THE TASK
The response should be an exact copy of every record.

RECORDS SHOWN

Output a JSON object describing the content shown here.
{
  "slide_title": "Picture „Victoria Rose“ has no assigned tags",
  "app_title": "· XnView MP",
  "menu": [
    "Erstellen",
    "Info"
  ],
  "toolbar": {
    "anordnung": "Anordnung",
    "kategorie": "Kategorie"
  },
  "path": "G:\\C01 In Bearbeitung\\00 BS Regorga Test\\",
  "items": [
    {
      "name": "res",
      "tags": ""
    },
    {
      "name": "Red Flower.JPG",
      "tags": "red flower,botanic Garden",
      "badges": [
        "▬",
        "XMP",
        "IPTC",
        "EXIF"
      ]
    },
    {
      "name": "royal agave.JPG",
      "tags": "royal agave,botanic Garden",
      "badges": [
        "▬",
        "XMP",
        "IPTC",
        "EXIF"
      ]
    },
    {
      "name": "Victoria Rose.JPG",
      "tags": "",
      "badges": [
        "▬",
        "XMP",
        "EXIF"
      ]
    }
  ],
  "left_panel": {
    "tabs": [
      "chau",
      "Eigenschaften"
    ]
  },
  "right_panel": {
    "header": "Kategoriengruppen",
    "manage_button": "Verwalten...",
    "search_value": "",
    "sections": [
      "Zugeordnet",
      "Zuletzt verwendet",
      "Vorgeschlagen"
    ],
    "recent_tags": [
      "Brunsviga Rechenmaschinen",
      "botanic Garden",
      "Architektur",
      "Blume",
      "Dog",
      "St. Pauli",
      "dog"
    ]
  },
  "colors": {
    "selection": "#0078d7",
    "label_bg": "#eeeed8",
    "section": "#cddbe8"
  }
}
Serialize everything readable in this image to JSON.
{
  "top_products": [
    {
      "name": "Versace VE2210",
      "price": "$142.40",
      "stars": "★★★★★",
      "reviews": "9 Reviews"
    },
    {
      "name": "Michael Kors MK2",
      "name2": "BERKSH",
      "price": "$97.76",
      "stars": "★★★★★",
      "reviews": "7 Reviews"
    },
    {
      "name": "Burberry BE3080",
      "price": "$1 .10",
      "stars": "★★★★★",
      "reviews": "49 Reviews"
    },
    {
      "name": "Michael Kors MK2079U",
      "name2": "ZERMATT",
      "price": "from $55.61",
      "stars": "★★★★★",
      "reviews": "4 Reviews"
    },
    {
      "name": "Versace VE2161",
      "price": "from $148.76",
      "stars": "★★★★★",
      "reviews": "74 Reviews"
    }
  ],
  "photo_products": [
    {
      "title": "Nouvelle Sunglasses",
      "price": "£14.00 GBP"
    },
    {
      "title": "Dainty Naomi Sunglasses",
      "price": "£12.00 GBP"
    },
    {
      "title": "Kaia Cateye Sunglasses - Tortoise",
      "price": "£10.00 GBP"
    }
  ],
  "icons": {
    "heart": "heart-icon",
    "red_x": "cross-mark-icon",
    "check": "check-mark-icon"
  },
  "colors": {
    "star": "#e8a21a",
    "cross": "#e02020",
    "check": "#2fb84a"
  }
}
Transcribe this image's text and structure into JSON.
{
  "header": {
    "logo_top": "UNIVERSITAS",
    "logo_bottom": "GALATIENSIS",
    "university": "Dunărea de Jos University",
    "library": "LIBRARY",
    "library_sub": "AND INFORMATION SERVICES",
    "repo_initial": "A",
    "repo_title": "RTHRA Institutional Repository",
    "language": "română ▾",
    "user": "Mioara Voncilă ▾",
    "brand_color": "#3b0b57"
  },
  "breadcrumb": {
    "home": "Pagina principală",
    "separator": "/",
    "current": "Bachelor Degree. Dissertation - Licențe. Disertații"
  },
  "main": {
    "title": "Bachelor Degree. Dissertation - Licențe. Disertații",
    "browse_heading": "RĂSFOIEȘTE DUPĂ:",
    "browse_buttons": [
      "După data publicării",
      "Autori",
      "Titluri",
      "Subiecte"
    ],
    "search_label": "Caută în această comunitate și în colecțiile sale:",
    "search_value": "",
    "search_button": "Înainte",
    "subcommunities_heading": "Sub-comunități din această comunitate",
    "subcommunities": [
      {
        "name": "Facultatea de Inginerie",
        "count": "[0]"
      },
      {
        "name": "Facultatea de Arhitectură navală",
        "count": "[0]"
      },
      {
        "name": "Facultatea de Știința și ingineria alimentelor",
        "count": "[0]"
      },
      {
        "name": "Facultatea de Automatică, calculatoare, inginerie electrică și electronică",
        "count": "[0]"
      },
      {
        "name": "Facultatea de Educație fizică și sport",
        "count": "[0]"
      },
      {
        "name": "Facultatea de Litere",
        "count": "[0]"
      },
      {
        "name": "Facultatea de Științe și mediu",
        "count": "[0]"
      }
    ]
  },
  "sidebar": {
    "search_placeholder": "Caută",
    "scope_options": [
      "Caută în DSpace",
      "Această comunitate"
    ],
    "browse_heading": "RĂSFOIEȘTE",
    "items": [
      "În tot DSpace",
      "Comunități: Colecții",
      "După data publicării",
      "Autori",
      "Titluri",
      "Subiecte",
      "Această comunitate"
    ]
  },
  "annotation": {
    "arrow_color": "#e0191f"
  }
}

ANSWER
Output a JSON object describing the content shown here.
{
  "slide_title": "Picture „Victoria Rose“ has no assigned tags",
  "app_title": "· XnView MP",
  "menu": [
    "Erstellen",
    "Info"
  ],
  "toolbar": {
    "anordnung": "Anordnung",
    "kategorie": "Kategorie"
  },
  "path": "G:\\C01 In Bearbeitung\\00 BS Regorga Test\\",
  "items": [
    {
      "name": "res",
      "tags": ""
    },
    {
      "name": "Red Flower.JPG",
      "tags": "red flower,botanic Garden",
      "badges": [
        "▬",
        "XMP",
        "IPTC",
        "EXIF"
      ]
    },
    {
      "name": "royal agave.JPG",
      "tags": "royal agave,botanic Garden",
      "badges": [
        "▬",
        "XMP",
        "IPTC",
        "EXIF"
      ]
    },
    {
      "name": "Victoria Rose.JPG",
      "tags": "",
      "badges": [
        "▬",
        "XMP",
        "EXIF"
      ]
    }
  ],
  "left_panel": {
    "tabs": [
      "chau",
      "Eigenschaften"
    ]
  },
  "right_panel": {
    "header": "Kategoriengruppen",
    "manage_button": "Verwalten...",
    "search_value": "",
    "sections": [
      "Zugeordnet",
      "Zuletzt verwendet",
      "Vorgeschlagen"
    ],
    "recent_tags": [
      "Brunsviga Rechenmaschinen",
      "botanic Garden",
      "Architektur",
      "Blume",
      "Dog",
      "St. Pauli",
      "dog"
    ]
  },
  "colors": {
    "selection": "#0078d7",
    "label_bg": "#eeeed8",
    "section": "#cddbe8"
  }
}
Serialize everything readable in this image to JSON.
{
  "top_products": [
    {
      "name": "Versace VE2210",
      "price": "$142.40",
      "stars": "★★★★★",
      "reviews": "9 Reviews"
    },
    {
      "name": "Michael Kors MK2",
      "name2": "BERKSH",
      "price": "$97.76",
      "stars": "★★★★★",
      "reviews": "7 Reviews"
    },
    {
      "name": "Burberry BE3080",
      "price": "$1 .10",
      "stars": "★★★★★",
      "reviews": "49 Reviews"
    },
    {
      "name": "Michael Kors MK2079U",
      "name2": "ZERMATT",
      "price": "from $55.61",
      "stars": "★★★★★",
      "reviews": "4 Reviews"
    },
    {
      "name": "Versace VE2161",
      "price": "from $148.76",
      "stars": "★★★★★",
      "reviews": "74 Reviews"
    }
  ],
  "photo_products": [
    {
      "title": "Nouvelle Sunglasses",
      "price": "£14.00 GBP"
    },
    {
      "title": "Dainty Naomi Sunglasses",
      "price": "£12.00 GBP"
    },
    {
      "title": "Kaia Cateye Sunglasses - Tortoise",
      "price": "£10.00 GBP"
    }
  ],
  "icons": {
    "heart": "heart-icon",
    "red_x": "cross-mark-icon",
    "check": "check-mark-icon"
  },
  "colors": {
    "star": "#e8a21a",
    "cross": "#e02020",
    "check": "#2fb84a"
  }
}
Transcribe this image's text and structure into JSON.
{
  "header": {
    "logo_top": "UNIVERSITAS",
    "logo_bottom": "GALATIENSIS",
    "university": "Dunărea de Jos University",
    "library": "LIBRARY",
    "library_sub": "AND INFORMATION SERVICES",
    "repo_initial": "A",
    "repo_title": "RTHRA Institutional Repository",
    "language": "română ▾",
    "user": "Mioara Voncilă ▾",
    "brand_color": "#3b0b57"
  },
  "breadcrumb": {
    "home": "Pagina principală",
    "separator": "/",
    "current": "Bachelor Degree. Dissertation - Licențe. Disertații"
  },
  "main": {
    "title": "Bachelor Degree. Dissertation - Licențe. Disertații",
    "browse_heading": "RĂSFOIEȘTE DUPĂ:",
    "browse_buttons": [
      "După data publicării",
      "Autori",
      "Titluri",
      "Subiecte"
    ],
    "search_label": "Caută în această comunitate și în colecțiile sale:",
    "search_value": "",
    "search_button": "Înainte",
    "subcommunities_heading": "Sub-comunități din această comunitate",
    "subcommunities": [
      {
        "name": "Facultatea de Inginerie",
        "count": "[0]"
      },
      {
        "name": "Facultatea de Arhitectură navală",
        "count": "[0]"
      },
      {
        "name": "Facultatea de Știința și ingineria alimentelor",
        "count": "[0]"
      },
      {
        "name": "Facultatea de Automatică, calculatoare, inginerie electrică și electronică",
        "count": "[0]"
      },
      {
        "name": "Facultatea de Educație fizică și sport",
        "count": "[0]"
      },
      {
        "name": "Facultatea de Litere",
        "count": "[0]"
      },
      {
        "name": "Facultatea de Științe și mediu",
        "count": "[0]"
      }
    ]
  },
  "sidebar": {
    "search_placeholder": "Caută",
    "scope_options": [
      "Caută în DSpace",
      "Această comunitate"
    ],
    "browse_heading": "RĂSFOIEȘTE",
    "items": [
      "În tot DSpace",
      "Comunități: Colecții",
      "După data publicării",
      "Autori",
      "Titluri",
      "Subiecte",
      "Această comunitate"
    ]
  },
  "annotation": {
    "arrow_color": "#e0191f"
  }
}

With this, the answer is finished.